    With friends like you (5.00 / 1) (#26)
    by jondee on Sat Dec 15, 2007 at 01:24:06 PM EST
    this country dosnt need enemies.

    heh (1.00 / 1) (#28)
    by jimakaPPJ on Sat Dec 15, 2007 at 03:38:11 PM EST
    I may be fos but you are either dumber than dirt or else you have no education regarding the Soviet intent and desires.

    Just look at a globe and see the location of Iran.

    Google warm water port Iran Soviets..

    But I do understand that you have no sense of geopolitics, and since you have evidenced no distrust of the Soviets, I can see why you react in such an ignorant manner.

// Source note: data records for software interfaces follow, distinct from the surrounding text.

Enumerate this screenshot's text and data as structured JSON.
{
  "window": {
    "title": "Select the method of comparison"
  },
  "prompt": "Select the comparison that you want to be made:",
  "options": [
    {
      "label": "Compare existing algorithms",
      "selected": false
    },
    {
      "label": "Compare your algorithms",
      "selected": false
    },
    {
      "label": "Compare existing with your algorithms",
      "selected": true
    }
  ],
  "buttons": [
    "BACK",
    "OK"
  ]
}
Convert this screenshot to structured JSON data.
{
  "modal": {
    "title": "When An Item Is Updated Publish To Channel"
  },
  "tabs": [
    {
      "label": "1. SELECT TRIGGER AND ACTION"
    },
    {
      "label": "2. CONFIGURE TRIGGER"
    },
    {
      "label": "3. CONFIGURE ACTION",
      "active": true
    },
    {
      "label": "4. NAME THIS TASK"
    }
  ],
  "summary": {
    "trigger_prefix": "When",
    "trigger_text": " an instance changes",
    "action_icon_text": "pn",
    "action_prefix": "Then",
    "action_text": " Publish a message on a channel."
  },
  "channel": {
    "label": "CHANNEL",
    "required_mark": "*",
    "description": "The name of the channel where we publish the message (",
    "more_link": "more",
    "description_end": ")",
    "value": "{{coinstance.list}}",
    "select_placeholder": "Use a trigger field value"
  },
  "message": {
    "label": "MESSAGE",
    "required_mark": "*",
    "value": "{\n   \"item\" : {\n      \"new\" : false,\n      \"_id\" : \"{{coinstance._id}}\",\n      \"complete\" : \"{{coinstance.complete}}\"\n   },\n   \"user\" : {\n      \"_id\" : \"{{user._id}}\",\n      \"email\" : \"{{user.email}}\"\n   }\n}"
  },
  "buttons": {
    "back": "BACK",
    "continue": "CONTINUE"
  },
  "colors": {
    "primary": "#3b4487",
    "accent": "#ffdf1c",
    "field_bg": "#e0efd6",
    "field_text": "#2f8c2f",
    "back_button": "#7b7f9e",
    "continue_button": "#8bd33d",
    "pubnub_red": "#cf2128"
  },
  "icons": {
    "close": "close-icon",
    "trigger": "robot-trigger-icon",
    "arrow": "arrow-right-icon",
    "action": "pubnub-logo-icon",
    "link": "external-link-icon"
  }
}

    "No education regarding Soviet.." (5.00 / 0) (#39)
    by jondee on Mon Dec 17, 2007 at 01:47:40 PM EST
    Yes, I was banned from the John Birch Reading Room years ago. So much the worse for me.

    Found anything in the actual, historical record yet to back up your claims? The everything was fine till "the Left" (Jimmy Carter?) contaminated our precious bodily fluids tack may fly on wingnut
    radio, but here you have to substantaiate your claims a little better.


    Ah, the boys and girls are spinning (1.00 / 1) (#14)
    by jimakaPPJ on Fri Dec 14, 2007 at 12:07:05 PM EST
    tnthorpe - You continue to be unable to grasp two concepts are the same time.

    Asking people to define what they are against has nothing to do with Congress. In fact, I would think a reasoning US Citzien would demand that Congress define what it wants to ban.

    dadler - Are you channeling Ike?? I'm not, but I believe he wanted a pro US government in Iran to deny the Soviets a warm water port.

    Of course it (5.00 / 1) (#18)
    by jondee on Fri Dec 14, 2007 at 01:12:01 PM EST
    was the Soviet octopus, with it's tentacles everywhere, that was to blame.

    Obviously you people never read Terry and the Pirates and Capt America, or you'd know that.

    And again, it had nothing whatsoever to do with the anti-Soviet Mossedeqe attempting to nationalize the oil companies operating in Iran.

    That's all left wing propaganda.


    Let Bush VETO (none / 0) (#20)
    by MSS on Fri Dec 14, 2007 at 03:30:23 PM EST
    Please, Democrats in Congress -- pass the legislation we want to see, and let Bush VETO EVERYTHING.

    Look how bad it looks now as Bush vetoes the Child Health initiative.

    Give Bush more to veto -- and give us something to respect about Democrats in Congress.

    Nancy Pelosi (none / 0) (#33)
    by Edger on Sat Dec 15, 2007 at 05:20:04 PM EST
    abstained from voting on this bill.